Presentation on theme: "SOME HINTS ON THE INFLUENCES OF THE VARIOUS CIVILIZATIONS IN SICILIAN GASTRONOMY For many centuries, Sicily’s history has been characterized by the domination."— Presentation transcript:
SOME HINTS ON THE INFLUENCES OF THE VARIOUS CIVILIZATIONS IN SICILIAN GASTRONOMY For many centuries, Sicily’s history has been characterized by the domination of various civilizations which have left their mark not only in its territory but on its culinary traditions.
Hedypàthei a Hδυπατεα Hedypàthei a Hδυπατεα Cefalù Archestrato The Sicilians have always liked the “pleasures of the table”: one of the first gastronomic essays of history was Hedupàtheia (The Sweet Taste), written by the Sicilian Archestratofrom Gela, in the 4 th century B.C., some of whose recipes, above all those concerning fish, are still valid.
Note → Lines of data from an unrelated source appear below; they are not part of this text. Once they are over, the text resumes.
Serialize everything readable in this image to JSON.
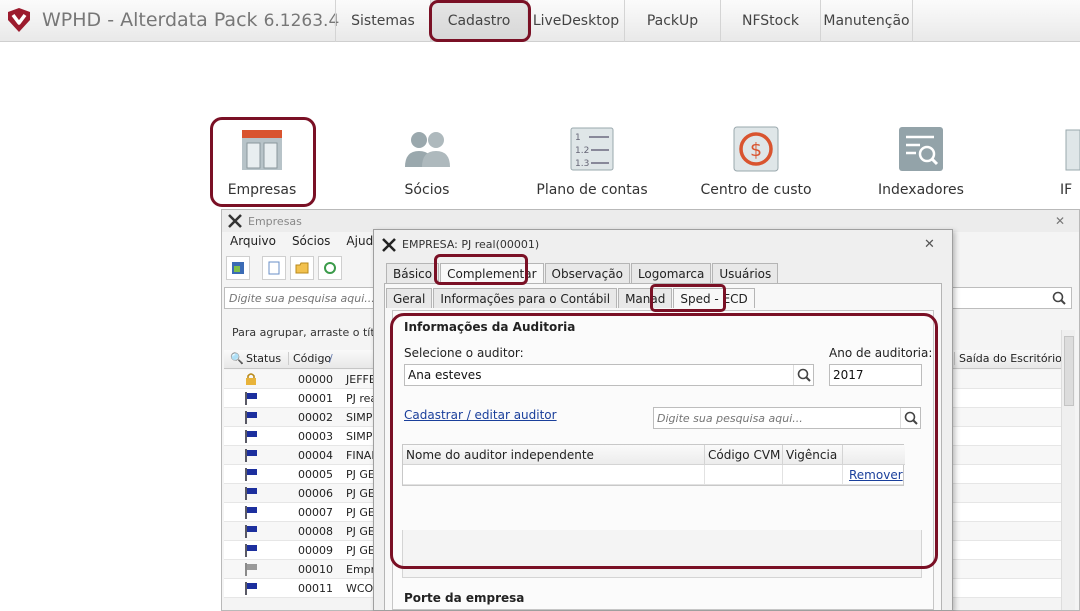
{
  "app": {
    "brand": "WPHD - Alterdata Pack",
    "version": "6.1263.4",
    "menu": [
      "Sistemas",
      "Cadastro",
      "LiveDesktop",
      "PackUp",
      "NFStock",
      "Manutenção"
    ],
    "active_menu": "Cadastro",
    "accent_color": "#7a1025"
  },
  "ribbon": [
    {
      "label": "Empresas",
      "icon": "store-icon"
    },
    {
      "label": "Sócios",
      "icon": "partners-icon"
    },
    {
      "label": "Plano de contas",
      "icon": "numbered-list-icon"
    },
    {
      "label": "Centro de custo",
      "icon": "dollar-icon"
    },
    {
      "label": "Indexadores",
      "icon": "document-search-icon"
    },
    {
      "label": "IF",
      "icon": "partial-icon"
    }
  ],
  "empresas_window": {
    "title": "Empresas",
    "menu": [
      "Arquivo",
      "Sócios",
      "Ajuda"
    ],
    "search_placeholder": "Digite sua pesquisa aqui...",
    "group_hint": "Para agrupar, arraste o título d",
    "columns": [
      "Status",
      "Código",
      "Saída do Escritório"
    ],
    "rows": [
      {
        "status": "lock",
        "codigo": "00000",
        "nome": "JEFFE"
      },
      {
        "status": "flag",
        "codigo": "00001",
        "nome": "PJ rea"
      },
      {
        "status": "flag",
        "codigo": "00002",
        "nome": "SIMP"
      },
      {
        "status": "flag",
        "codigo": "00003",
        "nome": "SIMP"
      },
      {
        "status": "flag",
        "codigo": "00004",
        "nome": "FINAN"
      },
      {
        "status": "flag",
        "codigo": "00005",
        "nome": "PJ GE"
      },
      {
        "status": "flag",
        "codigo": "00006",
        "nome": "PJ GE"
      },
      {
        "status": "flag",
        "codigo": "00007",
        "nome": "PJ GE"
      },
      {
        "status": "flag",
        "codigo": "00008",
        "nome": "PJ GE"
      },
      {
        "status": "flag",
        "codigo": "00009",
        "nome": "PJ GE"
      },
      {
        "status": "flag-gray",
        "codigo": "00010",
        "nome": "Empre"
      },
      {
        "status": "flag",
        "codigo": "00011",
        "nome": "WCO"
      }
    ]
  },
  "dialog": {
    "title": "EMPRESA: PJ real(00001)",
    "tabs": [
      "Básico",
      "Complementar",
      "Observação",
      "Logomarca",
      "Usuários"
    ],
    "active_tab": "Complementar",
    "subtabs": [
      "Geral",
      "Informações para o Contábil",
      "Manad",
      "Sped - ECD"
    ],
    "active_subtab": "Sped - ECD",
    "section_title": "Informações da Auditoria",
    "auditor_label": "Selecione o auditor:",
    "auditor_value": "Ana esteves",
    "ano_label": "Ano de auditoria:",
    "ano_value": "2017",
    "link_cadastrar": "Cadastrar / editar auditor",
    "search_placeholder": "Digite sua pesquisa aqui...",
    "grid_columns": [
      "Nome do auditor independente",
      "Código CVM",
      "Vigência"
    ],
    "remover_label": "Remover",
    "porte_title": "Porte da empresa"
  }
}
Also the great Latin poet Horatio – 1 st century B.C. – in his writings praised Sicilian cooks and Sicilian food.
The presence of the Greek civilization can be seen in the usage of green and black olives, salted cottage cheese, the Homeric lamb grilled over charcoal, fish, honey and, above all, wine, the production of which was begun by the first Greek colonizers. Greek Crater of the 4 th century B.C., depicting the scene of a man selling tuna fish. (Mandralisca Museum)
During the Roman period Sicily was considered “the granary of Italy”. Typical dishes of the time were the “maccu di fave” (mashed broad beans), stuffed cuttle fish, baked onions seasoned with oil and vinegar, the “sanguinacci” or blood sausages which were always very much appreciated at the sumptuous banquets given at the Villa del Casale in Piazza Armerina. Mosaic of hunting scene at the Roman Villa del Casale in Piazza Armerina (III century A.D.)
After the fall of the Roman Empire Sicily was invaded by various foreign tribes who, however, did not stay enough to leave a mark on the culinary art. On the other hand the BYZANTINES imported a few spices from the East which continue to be consumed today. Sicily flourished again, from the architectural and cultural point of view, with ARABS. With regard to the cuisine dishes becameincreasingly varied and sophisticated. Thanks to the introduction of the cultivation of the sugar cane, refined sugar started to be employed in the preparation of many sweets dishes (such as the “royal paste” or marzipan) and, together with cottage cheese and the candied peel of oranges and lemons (whose cultivation the Arabs imported in Sicily), became the most important ingredient of the most famous and typical Sicilian cakes. Lemon Granita and brioche served for breakfast
The use of mulberries, aniseed, sesame and some spices, such as cinnamon and saffron, goes back precisely to this period. Sorbets were prepared with essences from fruit and flowers and the snow carried down from Mount Etna, and ice cream that can still be found in the Trapani area was made with jasmine oil. The most obvious trace of the encounter with the Arabian civilization is “couscous” in the are near Trapani, differing from the North African dish soup instead of meat soup.
The period of the NORMAN conquest is responsible for the use of salted cod and salted and smoked herrings, wonderfully cooked today in the Messina area Dried codfish in a typical recipe of the Messina area.
After the incident of the Sicilian Vespers and the consequent liberation by the Angiovins who had succeeded to the Normans/Swabians, The Kingdom of Sicily was constituted (under the Aragonese) and it was in this period that the distinction began between the nobles’ or baronial cuisine (so-called “monzu”, Italianized from the French “monsieur”, as the cook used to be called) which had castles and convents as a setting, and popular cooking which developed in taverns and inns.
Following the arrival of the SPANIARDS, these two types of cuisine continued along parallel tracks, both of them introducing the use of the tomato from America, which goes so well with aubergines, onions and sweet peppers, whereas the wild fennel used in so many Sicilian recipes originally came from the Canary Islands. Tomatoes hung in bunches (above) and tomatoes drying in the sunshine.
A famous painting by Guttuso representing a popular open air market in Palermo: the “Ucciria”. Today, with the facilities of globalization and preservation by deep freezing, gastronomic customs have obviously changed: products from all over the world can easily be found in big supermarkets in Sicily, just as many groceries outside Sicily have ingredients of Sicilian cuisine.
A colorful stand (typical of popular feasts) with peanuts, pistachios, almonds, pumpkin seeds, decorated with scenes from the stories of the paladins of Charlemagne fighting against the Moors.